BMW seemed to make a lot of little changes that, on the surface, don't seem too disruptive or significant, but sure adds up to one brand new machine. The service manager at our dealership said that it took him comparing my '11 with the '14 to really see all of the little changes that had been done. I, myself, didn't notice them either until the night before I picked up the bike. Honestly, we had been waiting so long for these, and I was on the fence about buying the new one anyways, and work has been so hectic, that I hadn't been giving it much thought. So it took me researching the crash bars until I realized how much I did not like the new design in some aspects.
The biggest problem with upgrades like this is that they never seem to let you use the accessories you spent gobs of money on for the last bike, because they absolutely will not fit on the new one. In this case, they swapped the swingarm and the exhaust can. That required the purchase of new panniers, yet again. ARGH! (Though they have been redesigned themselves in the interrim, and they are somewhat improved.) Yeah, I don't love the plastic panniers. There are some better adventure ones out there. But I really, really like that these ones expand when needed. A lever inside the case allows it to expand another 1.5 to 2 inches. I like that for traveling. I can keep them compact for regular riding, and expand for long distance trips. Also, my helmet will actually fit in one of them. Therefore around town rides let's me hide it there, not having to carry it around everywhere.
Like the RT, this one has only been ridden home. So I don't have a lengthy frame of reference on the handling differences. I am going to have to reserve my judgement until I can spend more time on the bike. (This weekend!!!! squeal!!)

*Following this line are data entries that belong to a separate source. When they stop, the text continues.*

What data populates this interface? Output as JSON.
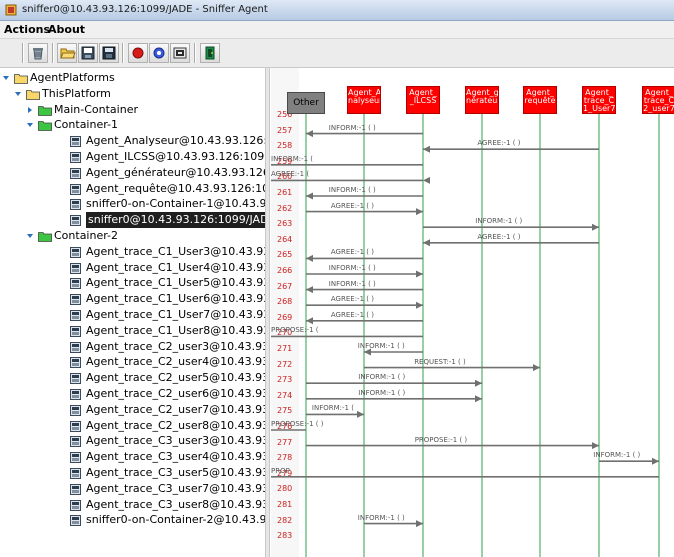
{
  "window": {
    "title": "sniffer0@10.43.93.126:1099/JADE - Sniffer Agent"
  },
  "menu": [
    {
      "label": "Actions"
    },
    {
      "label": "About"
    }
  ],
  "toolbar": {
    "icons": [
      "clear-canvas-icon",
      "open-folder-icon",
      "save-snapshot-icon",
      "save-icon",
      "record-icon",
      "display-icon",
      "filter-icon",
      "exit-door-icon"
    ]
  },
  "tree": {
    "root": "AgentPlatforms",
    "platform": "ThisPlatform",
    "main_container": "Main-Container",
    "container1": "Container-1",
    "container1_agents": [
      "Agent_Analyseur@10.43.93.126:1099",
      "Agent_ILCSS@10.43.93.126:1099/JA",
      "Agent_générateur@10.43.93.126:109",
      "Agent_requête@10.43.93.126:1099/J",
      "sniffer0-on-Container-1@10.43.93.12",
      "sniffer0@10.43.93.126:1099/JADE"
    ],
    "container2": "Container-2",
    "container2_agents": [
      "Agent_trace_C1_User3@10.43.93.12",
      "Agent_trace_C1_User4@10.43.93.12",
      "Agent_trace_C1_User5@10.43.93.12",
      "Agent_trace_C1_User6@10.43.93.12",
      "Agent_trace_C1_User7@10.43.93.12",
      "Agent_trace_C1_User8@10.43.93.12",
      "Agent_trace_C2_user3@10.43.93.12",
      "Agent_trace_C2_user4@10.43.93.12",
      "Agent_trace_C2_user5@10.43.93.12",
      "Agent_trace_C2_user6@10.43.93.12",
      "Agent_trace_C2_user7@10.43.93.12",
      "Agent_trace_C2_user8@10.43.93.12",
      "Agent_trace_C3_user3@10.43.93.12",
      "Agent_trace_C3_user4@10.43.93.12",
      "Agent_trace_C3_user5@10.43.93.12",
      "Agent_trace_C3_user7@10.43.93.12",
      "Agent_trace_C3_user8@10.43.93.12",
      "sniffer0-on-Container-2@10.43.93.12"
    ],
    "selected_agent": "sniffer0@10.43.93.126:1099/JADE"
  },
  "sniffer": {
    "agents": [
      {
        "label": "Other",
        "color": "#808080"
      },
      {
        "label": "Agent_A nalyseur",
        "color": "#ff0000"
      },
      {
        "label": "Agent_ _ILCSS",
        "color": "#ff0000"
      },
      {
        "label": "Agent_gé nérateur",
        "color": "#ff0000"
      },
      {
        "label": "Agent_ requête",
        "color": "#ff0000"
      },
      {
        "label": "Agent_ trace_C 1_User7",
        "color": "#ff0000"
      },
      {
        "label": "Agent_ trace_C 2_user7",
        "color": "#ff0000"
      }
    ],
    "line_numbers": [
      "256",
      "257",
      "258",
      "259",
      "260",
      "261",
      "262",
      "263",
      "264",
      "265",
      "266",
      "267",
      "268",
      "269",
      "270",
      "271",
      "272",
      "273",
      "274",
      "275",
      "276",
      "277",
      "278",
      "279",
      "280",
      "281",
      "282",
      "283"
    ],
    "messages": [
      {
        "row": 1,
        "from": 2,
        "to": 0,
        "label": "INFORM:-1 (     )"
      },
      {
        "row": 2,
        "from": 5,
        "to": 2,
        "label": "AGREE:-1 (     )"
      },
      {
        "row": 3,
        "from": 2,
        "to": 7,
        "label": "INFORM:-1 (  "
      },
      {
        "row": 4,
        "from": 7,
        "to": 2,
        "label": "AGREE:-1 (  "
      },
      {
        "row": 5,
        "from": 2,
        "to": 0,
        "label": "INFORM:-1 (     )"
      },
      {
        "row": 6,
        "from": 0,
        "to": 2,
        "label": "AGREE:-1 (     )"
      },
      {
        "row": 7,
        "from": 2,
        "to": 5,
        "label": "INFORM:-1 (     )"
      },
      {
        "row": 8,
        "from": 5,
        "to": 2,
        "label": "AGREE:-1 (     )"
      },
      {
        "row": 9,
        "from": 2,
        "to": 0,
        "label": "AGREE:-1 (     )"
      },
      {
        "row": 10,
        "from": 0,
        "to": 2,
        "label": "INFORM:-1 (     )"
      },
      {
        "row": 11,
        "from": 2,
        "to": 0,
        "label": "INFORM:-1 (     )"
      },
      {
        "row": 12,
        "from": 0,
        "to": 2,
        "label": "AGREE:-1 (     )"
      },
      {
        "row": 13,
        "from": 2,
        "to": 0,
        "label": "AGREE:-1 (     )"
      },
      {
        "row": 14,
        "from": 2,
        "to": 7,
        "label": "PROPOSE:-1 (  "
      },
      {
        "row": 15,
        "from": 2,
        "to": 1,
        "label": "INFORM:-1 (     )"
      },
      {
        "row": 16,
        "from": 1,
        "to": 4,
        "label": "REQUEST:-1 (     )"
      },
      {
        "row": 17,
        "from": 0,
        "to": 3,
        "label": "INFORM:-1 (     )"
      },
      {
        "row": 18,
        "from": 0,
        "to": 3,
        "label": "INFORM:-1 (     )"
      },
      {
        "row": 19,
        "from": 0,
        "to": 1,
        "label": "INFORM:-1 ("
      },
      {
        "row": 20,
        "from": 0,
        "to": 7,
        "label": "PROPOSE:-1 (     )"
      },
      {
        "row": 21,
        "from": 0,
        "to": 5,
        "label": "PROPOSE:-1 (     )"
      },
      {
        "row": 22,
        "from": 5,
        "to": 6,
        "label": "INFORM:-1 (     )"
      },
      {
        "row": 23,
        "from": 6,
        "to": 7,
        "label": "PROP"
      },
      {
        "row": 26,
        "from": 1,
        "to": 2,
        "label": "INFORM:-1 (     )"
      }
    ]
  }
}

The engine is smooth. So very smooth. Just like the RT. The clutch is superb. Even though the GS doesn't have the clutchless shifting, the smallest flick of the clutch lets me shift. This model hasn't lost any overall weight, but it does feel lighter and easier. The seat has been redesigned, that even though the seat height is the same, I can actually flat foot this beast. By comparison, I could get one foot flat on the '11, with the second being mostly flat with my heal less than an inch from pavement. I didn't love that I couldn't flat foot it. I feel that is major for control in parking lots and such. I had gotten accustomed to it, and just recognized the situations when I needed to park somewhere else, or man handle the bike from the side. (Or ask Oilburner to move it.)
So I am disappointed in myself that I didn't instantly love this bike. People believe that is because I had ridden Oilburners and already understood the difference with the new engine. That I need more time on my bike to get a feel for it.
I plan on spending lots of time on it this weekend, hitting the twisties to break that engine in. I will keep you posted on thoughts and feel.
BMW really reduced the amount of paint on these machines. The darker silver here was red on the '11 model. They also blacked out much more of the frame and supports in the cockpit area, darkening the overall looks. I like it as it will probably enhance visibility of the instrument cluster. They added a little sacrificial tank pad down towards the seat/crotch to prevent scratches. Good thinking.
Yes, they have added the "dial" on the left hand grip. On this machine it controls the GPS only. On Oilburners machine it controls EVERYTHING! Even the heated grips and seat. I was breathing a sigh of relief to learn that the heated grips is still a button the right grip. One huge disappointment is the single turn signal lever. BLECH!!! My tiny hands and short thumb make applying the turn signal something that I actually have to think about instead of just intuitive.
And don't ask me why the crash bars are different shapes between left and right. I only just noticed and will now have to go and look. Jeez I hope they can remove the valve covers without having to remove the bars.